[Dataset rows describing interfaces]
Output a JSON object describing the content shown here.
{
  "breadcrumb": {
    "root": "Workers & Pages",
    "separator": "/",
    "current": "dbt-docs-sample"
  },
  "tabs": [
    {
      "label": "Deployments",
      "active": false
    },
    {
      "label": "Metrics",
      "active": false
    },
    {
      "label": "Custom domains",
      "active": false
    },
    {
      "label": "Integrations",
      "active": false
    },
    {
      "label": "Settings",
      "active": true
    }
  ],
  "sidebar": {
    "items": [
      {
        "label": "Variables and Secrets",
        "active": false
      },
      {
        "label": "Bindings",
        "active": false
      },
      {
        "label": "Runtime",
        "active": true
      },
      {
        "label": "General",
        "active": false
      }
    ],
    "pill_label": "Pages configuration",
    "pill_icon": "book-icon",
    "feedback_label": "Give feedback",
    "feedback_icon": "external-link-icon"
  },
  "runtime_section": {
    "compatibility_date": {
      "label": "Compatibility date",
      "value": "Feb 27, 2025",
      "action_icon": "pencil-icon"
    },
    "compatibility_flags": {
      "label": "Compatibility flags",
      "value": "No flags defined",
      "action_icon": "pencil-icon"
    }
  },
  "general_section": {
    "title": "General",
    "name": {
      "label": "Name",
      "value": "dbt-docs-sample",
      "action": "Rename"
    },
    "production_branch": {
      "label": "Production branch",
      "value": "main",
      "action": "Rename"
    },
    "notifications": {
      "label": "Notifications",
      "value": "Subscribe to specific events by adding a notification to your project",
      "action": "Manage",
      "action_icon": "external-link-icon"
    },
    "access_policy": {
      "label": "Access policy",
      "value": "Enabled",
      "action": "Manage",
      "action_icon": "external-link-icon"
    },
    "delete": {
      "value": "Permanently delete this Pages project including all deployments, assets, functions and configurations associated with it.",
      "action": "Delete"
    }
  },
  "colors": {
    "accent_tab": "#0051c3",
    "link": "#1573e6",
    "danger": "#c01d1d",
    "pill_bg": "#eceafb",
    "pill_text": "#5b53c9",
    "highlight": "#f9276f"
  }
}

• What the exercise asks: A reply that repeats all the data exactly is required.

• Result of this task:
Output a JSON object describing the content shown here.
{
  "breadcrumb": {
    "root": "Workers & Pages",
    "separator": "/",
    "current": "dbt-docs-sample"
  },
  "tabs": [
    {
      "label": "Deployments",
      "active": false
    },
    {
      "label": "Metrics",
      "active": false
    },
    {
      "label": "Custom domains",
      "active": false
    },
    {
      "label": "Integrations",
      "active": false
    },
    {
      "label": "Settings",
      "active": true
    }
  ],
  "sidebar": {
    "items": [
      {
        "label": "Variables and Secrets",
        "active": false
      },
      {
        "label": "Bindings",
        "active": false
      },
      {
        "label": "Runtime",
        "active": true
      },
      {
        "label": "General",
        "active": false
      }
    ],
    "pill_label": "Pages configuration",
    "pill_icon": "book-icon",
    "feedback_label": "Give feedback",
    "feedback_icon": "external-link-icon"
  },
  "runtime_section": {
    "compatibility_date": {
      "label": "Compatibility date",
      "value": "Feb 27, 2025",
      "action_icon": "pencil-icon"
    },
    "compatibility_flags": {
      "label": "Compatibility flags",
      "value": "No flags defined",
      "action_icon": "pencil-icon"
    }
  },
  "general_section": {
    "title": "General",
    "name": {
      "label": "Name",
      "value": "dbt-docs-sample",
      "action": "Rename"
    },
    "production_branch": {
      "label": "Production branch",
      "value": "main",
      "action": "Rename"
    },
    "notifications": {
      "label": "Notifications",
      "value": "Subscribe to specific events by adding a notification to your project",
      "action": "Manage",
      "action_icon": "external-link-icon"
    },
    "access_policy": {
      "label": "Access policy",
      "value": "Enabled",
      "action": "Manage",
      "action_icon": "external-link-icon"
    },
    "delete": {
      "value": "Permanently delete this Pages project including all deployments, assets, functions and configurations associated with it.",
      "action": "Delete"
    }
  },
  "colors": {
    "accent_tab": "#0051c3",
    "link": "#1573e6",
    "danger": "#c01d1d",
    "pill_bg": "#eceafb",
    "pill_text": "#5b53c9",
    "highlight": "#f9276f"
  }
}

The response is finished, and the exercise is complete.